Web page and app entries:
- Opening Delimiter -

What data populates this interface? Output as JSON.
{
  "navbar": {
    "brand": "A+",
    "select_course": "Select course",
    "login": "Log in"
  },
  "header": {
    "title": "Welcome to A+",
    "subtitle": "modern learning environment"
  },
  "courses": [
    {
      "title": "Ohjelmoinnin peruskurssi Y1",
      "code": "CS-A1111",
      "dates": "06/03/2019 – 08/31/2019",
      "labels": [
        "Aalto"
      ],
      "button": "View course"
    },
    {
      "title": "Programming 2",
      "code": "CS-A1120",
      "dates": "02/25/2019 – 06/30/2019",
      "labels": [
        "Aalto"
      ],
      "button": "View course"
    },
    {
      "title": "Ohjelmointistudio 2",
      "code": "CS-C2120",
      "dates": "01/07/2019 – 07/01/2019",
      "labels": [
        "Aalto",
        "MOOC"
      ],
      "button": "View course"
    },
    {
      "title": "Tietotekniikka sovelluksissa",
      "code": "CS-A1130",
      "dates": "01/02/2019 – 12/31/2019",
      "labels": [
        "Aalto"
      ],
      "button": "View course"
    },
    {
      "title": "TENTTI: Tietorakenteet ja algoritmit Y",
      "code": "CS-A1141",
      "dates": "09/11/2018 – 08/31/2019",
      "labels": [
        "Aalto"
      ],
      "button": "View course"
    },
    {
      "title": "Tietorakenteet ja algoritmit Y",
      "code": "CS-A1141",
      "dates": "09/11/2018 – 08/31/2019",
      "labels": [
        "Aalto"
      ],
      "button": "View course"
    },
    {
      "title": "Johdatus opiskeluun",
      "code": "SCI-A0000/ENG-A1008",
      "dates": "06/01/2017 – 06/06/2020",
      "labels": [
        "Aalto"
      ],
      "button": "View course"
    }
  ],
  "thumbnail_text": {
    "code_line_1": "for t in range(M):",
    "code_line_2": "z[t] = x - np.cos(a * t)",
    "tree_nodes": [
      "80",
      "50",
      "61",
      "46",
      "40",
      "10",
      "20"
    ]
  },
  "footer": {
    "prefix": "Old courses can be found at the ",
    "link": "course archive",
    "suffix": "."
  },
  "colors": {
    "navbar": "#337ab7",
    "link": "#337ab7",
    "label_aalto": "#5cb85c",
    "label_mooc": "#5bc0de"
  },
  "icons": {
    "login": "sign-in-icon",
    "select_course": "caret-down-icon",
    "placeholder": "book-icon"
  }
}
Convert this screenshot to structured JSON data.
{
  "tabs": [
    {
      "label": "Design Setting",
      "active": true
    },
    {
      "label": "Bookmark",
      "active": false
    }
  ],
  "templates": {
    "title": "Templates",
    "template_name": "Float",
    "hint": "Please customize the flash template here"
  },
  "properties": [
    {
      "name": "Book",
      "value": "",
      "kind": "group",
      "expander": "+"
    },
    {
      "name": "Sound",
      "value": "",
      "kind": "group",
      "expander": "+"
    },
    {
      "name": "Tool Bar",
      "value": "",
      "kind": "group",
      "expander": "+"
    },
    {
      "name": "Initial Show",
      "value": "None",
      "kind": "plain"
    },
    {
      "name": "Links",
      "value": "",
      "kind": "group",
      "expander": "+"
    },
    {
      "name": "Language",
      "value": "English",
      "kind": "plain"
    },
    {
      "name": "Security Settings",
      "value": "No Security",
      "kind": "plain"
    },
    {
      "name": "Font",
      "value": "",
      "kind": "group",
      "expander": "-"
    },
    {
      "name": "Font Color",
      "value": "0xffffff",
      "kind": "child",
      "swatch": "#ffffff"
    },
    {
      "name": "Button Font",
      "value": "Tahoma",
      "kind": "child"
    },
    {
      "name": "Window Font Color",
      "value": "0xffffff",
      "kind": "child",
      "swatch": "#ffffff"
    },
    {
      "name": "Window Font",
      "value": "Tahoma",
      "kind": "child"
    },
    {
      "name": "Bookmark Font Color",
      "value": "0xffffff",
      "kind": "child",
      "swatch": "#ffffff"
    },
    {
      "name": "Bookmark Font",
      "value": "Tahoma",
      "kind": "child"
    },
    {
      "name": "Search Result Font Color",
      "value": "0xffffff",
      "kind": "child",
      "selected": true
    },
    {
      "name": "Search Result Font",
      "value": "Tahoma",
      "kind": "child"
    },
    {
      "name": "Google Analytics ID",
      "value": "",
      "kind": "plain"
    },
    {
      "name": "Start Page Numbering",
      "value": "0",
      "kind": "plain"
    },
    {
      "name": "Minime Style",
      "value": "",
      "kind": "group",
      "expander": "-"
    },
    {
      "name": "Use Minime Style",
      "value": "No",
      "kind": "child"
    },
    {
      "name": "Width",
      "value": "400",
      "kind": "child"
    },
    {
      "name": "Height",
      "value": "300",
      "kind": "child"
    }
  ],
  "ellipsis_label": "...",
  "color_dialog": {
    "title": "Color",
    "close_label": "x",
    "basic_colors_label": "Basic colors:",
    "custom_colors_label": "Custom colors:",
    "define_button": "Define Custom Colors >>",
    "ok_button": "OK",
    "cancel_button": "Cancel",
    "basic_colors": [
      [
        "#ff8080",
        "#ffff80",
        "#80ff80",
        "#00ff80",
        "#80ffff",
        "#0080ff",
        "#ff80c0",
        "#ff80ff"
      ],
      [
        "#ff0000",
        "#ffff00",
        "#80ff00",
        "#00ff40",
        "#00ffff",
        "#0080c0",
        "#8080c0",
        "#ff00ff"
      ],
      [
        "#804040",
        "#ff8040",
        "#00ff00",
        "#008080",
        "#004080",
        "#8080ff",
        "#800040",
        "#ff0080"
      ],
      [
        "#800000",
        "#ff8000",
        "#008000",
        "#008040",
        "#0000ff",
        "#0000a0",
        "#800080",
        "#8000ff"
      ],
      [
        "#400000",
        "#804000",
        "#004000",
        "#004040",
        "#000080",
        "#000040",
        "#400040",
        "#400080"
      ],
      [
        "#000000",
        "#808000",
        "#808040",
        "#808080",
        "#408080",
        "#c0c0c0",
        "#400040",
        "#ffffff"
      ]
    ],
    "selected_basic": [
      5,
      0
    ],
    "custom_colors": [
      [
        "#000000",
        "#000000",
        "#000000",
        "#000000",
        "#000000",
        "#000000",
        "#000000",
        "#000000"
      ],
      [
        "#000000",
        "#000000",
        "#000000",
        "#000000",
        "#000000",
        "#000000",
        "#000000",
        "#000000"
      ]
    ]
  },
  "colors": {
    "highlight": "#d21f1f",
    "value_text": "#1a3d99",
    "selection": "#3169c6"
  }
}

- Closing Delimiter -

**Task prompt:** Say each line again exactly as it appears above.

**Response:**
What data populates this interface? Output as JSON.
{
  "navbar": {
    "brand": "A+",
    "select_course": "Select course",
    "login": "Log in"
  },
  "header": {
    "title": "Welcome to A+",
    "subtitle": "modern learning environment"
  },
  "courses": [
    {
      "title": "Ohjelmoinnin peruskurssi Y1",
      "code": "CS-A1111",
      "dates": "06/03/2019 – 08/31/2019",
      "labels": [
        "Aalto"
      ],
      "button": "View course"
    },
    {
      "title": "Programming 2",
      "code": "CS-A1120",
      "dates": "02/25/2019 – 06/30/2019",
      "labels": [
        "Aalto"
      ],
      "button": "View course"
    },
    {
      "title": "Ohjelmointistudio 2",
      "code": "CS-C2120",
      "dates": "01/07/2019 – 07/01/2019",
      "labels": [
        "Aalto",
        "MOOC"
      ],
      "button": "View course"
    },
    {
      "title": "Tietotekniikka sovelluksissa",
      "code": "CS-A1130",
      "dates": "01/02/2019 – 12/31/2019",
      "labels": [
        "Aalto"
      ],
      "button": "View course"
    },
    {
      "title": "TENTTI: Tietorakenteet ja algoritmit Y",
      "code": "CS-A1141",
      "dates": "09/11/2018 – 08/31/2019",
      "labels": [
        "Aalto"
      ],
      "button": "View course"
    },
    {
      "title": "Tietorakenteet ja algoritmit Y",
      "code": "CS-A1141",
      "dates": "09/11/2018 – 08/31/2019",
      "labels": [
        "Aalto"
      ],
      "button": "View course"
    },
    {
      "title": "Johdatus opiskeluun",
      "code": "SCI-A0000/ENG-A1008",
      "dates": "06/01/2017 – 06/06/2020",
      "labels": [
        "Aalto"
      ],
      "button": "View course"
    }
  ],
  "thumbnail_text": {
    "code_line_1": "for t in range(M):",
    "code_line_2": "z[t] = x - np.cos(a * t)",
    "tree_nodes": [
      "80",
      "50",
      "61",
      "46",
      "40",
      "10",
      "20"
    ]
  },
  "footer": {
    "prefix": "Old courses can be found at the ",
    "link": "course archive",
    "suffix": "."
  },
  "colors": {
    "navbar": "#337ab7",
    "link": "#337ab7",
    "label_aalto": "#5cb85c",
    "label_mooc": "#5bc0de"
  },
  "icons": {
    "login": "sign-in-icon",
    "select_course": "caret-down-icon",
    "placeholder": "book-icon"
  }
}
Convert this screenshot to structured JSON data.
{
  "tabs": [
    {
      "label": "Design Setting",
      "active": true
    },
    {
      "label": "Bookmark",
      "active": false
    }
  ],
  "templates": {
    "title": "Templates",
    "template_name": "Float",
    "hint": "Please customize the flash template here"
  },
  "properties": [
    {
      "name": "Book",
      "value": "",
      "kind": "group",
      "expander": "+"
    },
    {
      "name": "Sound",
      "value": "",
      "kind": "group",
      "expander": "+"
    },
    {
      "name": "Tool Bar",
      "value": "",
      "kind": "group",
      "expander": "+"
    },
    {
      "name": "Initial Show",
      "value": "None",
      "kind": "plain"
    },
    {
      "name": "Links",
      "value": "",
      "kind": "group",
      "expander": "+"
    },
    {
      "name": "Language",
      "value": "English",
      "kind": "plain"
    },
    {
      "name": "Security Settings",
      "value": "No Security",
      "kind": "plain"
    },
    {
      "name": "Font",
      "value": "",
      "kind": "group",
      "expander": "-"
    },
    {
      "name": "Font Color",
      "value": "0xffffff",
      "kind": "child",
      "swatch": "#ffffff"
    },
    {
      "name": "Button Font",
      "value": "Tahoma",
      "kind": "child"
    },
    {
      "name": "Window Font Color",
      "value": "0xffffff",
      "kind": "child",
      "swatch": "#ffffff"
    },
    {
      "name": "Window Font",
      "value": "Tahoma",
      "kind": "child"
    },
    {
      "name": "Bookmark Font Color",
      "value": "0xffffff",
      "kind": "child",
      "swatch": "#ffffff"
    },
    {
      "name": "Bookmark Font",
      "value": "Tahoma",
      "kind": "child"
    },
    {
      "name": "Search Result Font Color",
      "value": "0xffffff",
      "kind": "child",
      "selected": true
    },
    {
      "name": "Search Result Font",
      "value": "Tahoma",
      "kind": "child"
    },
    {
      "name": "Google Analytics ID",
      "value": "",
      "kind": "plain"
    },
    {
      "name": "Start Page Numbering",
      "value": "0",
      "kind": "plain"
    },
    {
      "name": "Minime Style",
      "value": "",
      "kind": "group",
      "expander": "-"
    },
    {
      "name": "Use Minime Style",
      "value": "No",
      "kind": "child"
    },
    {
      "name": "Width",
      "value": "400",
      "kind": "child"
    },
    {
      "name": "Height",
      "value": "300",
      "kind": "child"
    }
  ],
  "ellipsis_label": "...",
  "color_dialog": {
    "title": "Color",
    "close_label": "x",
    "basic_colors_label": "Basic colors:",
    "custom_colors_label": "Custom colors:",
    "define_button": "Define Custom Colors >>",
    "ok_button": "OK",
    "cancel_button": "Cancel",
    "basic_colors": [
      [
        "#ff8080",
        "#ffff80",
        "#80ff80",
        "#00ff80",
        "#80ffff",
        "#0080ff",
        "#ff80c0",
        "#ff80ff"
      ],
      [
        "#ff0000",
        "#ffff00",
        "#80ff00",
        "#00ff40",
        "#00ffff",
        "#0080c0",
        "#8080c0",
        "#ff00ff"
      ],
      [
        "#804040",
        "#ff8040",
        "#00ff00",
        "#008080",
        "#004080",
        "#8080ff",
        "#800040",
        "#ff0080"
      ],
      [
        "#800000",
        "#ff8000",
        "#008000",
        "#008040",
        "#0000ff",
        "#0000a0",
        "#800080",
        "#8000ff"
      ],
      [
        "#400000",
        "#804000",
        "#004000",
        "#004040",
        "#000080",
        "#000040",
        "#400040",
        "#400080"
      ],
      [
        "#000000",
        "#808000",
        "#808040",
        "#808080",
        "#408080",
        "#c0c0c0",
        "#400040",
        "#ffffff"
      ]
    ],
    "selected_basic": [
      5,
      0
    ],
    "custom_colors": [
      [
        "#000000",
        "#000000",
        "#000000",
        "#000000",
        "#000000",
        "#000000",
        "#000000",
        "#000000"
      ],
      [
        "#000000",
        "#000000",
        "#000000",
        "#000000",
        "#000000",
        "#000000",
        "#000000",
        "#000000"
      ]
    ]
  },
  "colors": {
    "highlight": "#d21f1f",
    "value_text": "#1a3d99",
    "selection": "#3169c6"
  }
}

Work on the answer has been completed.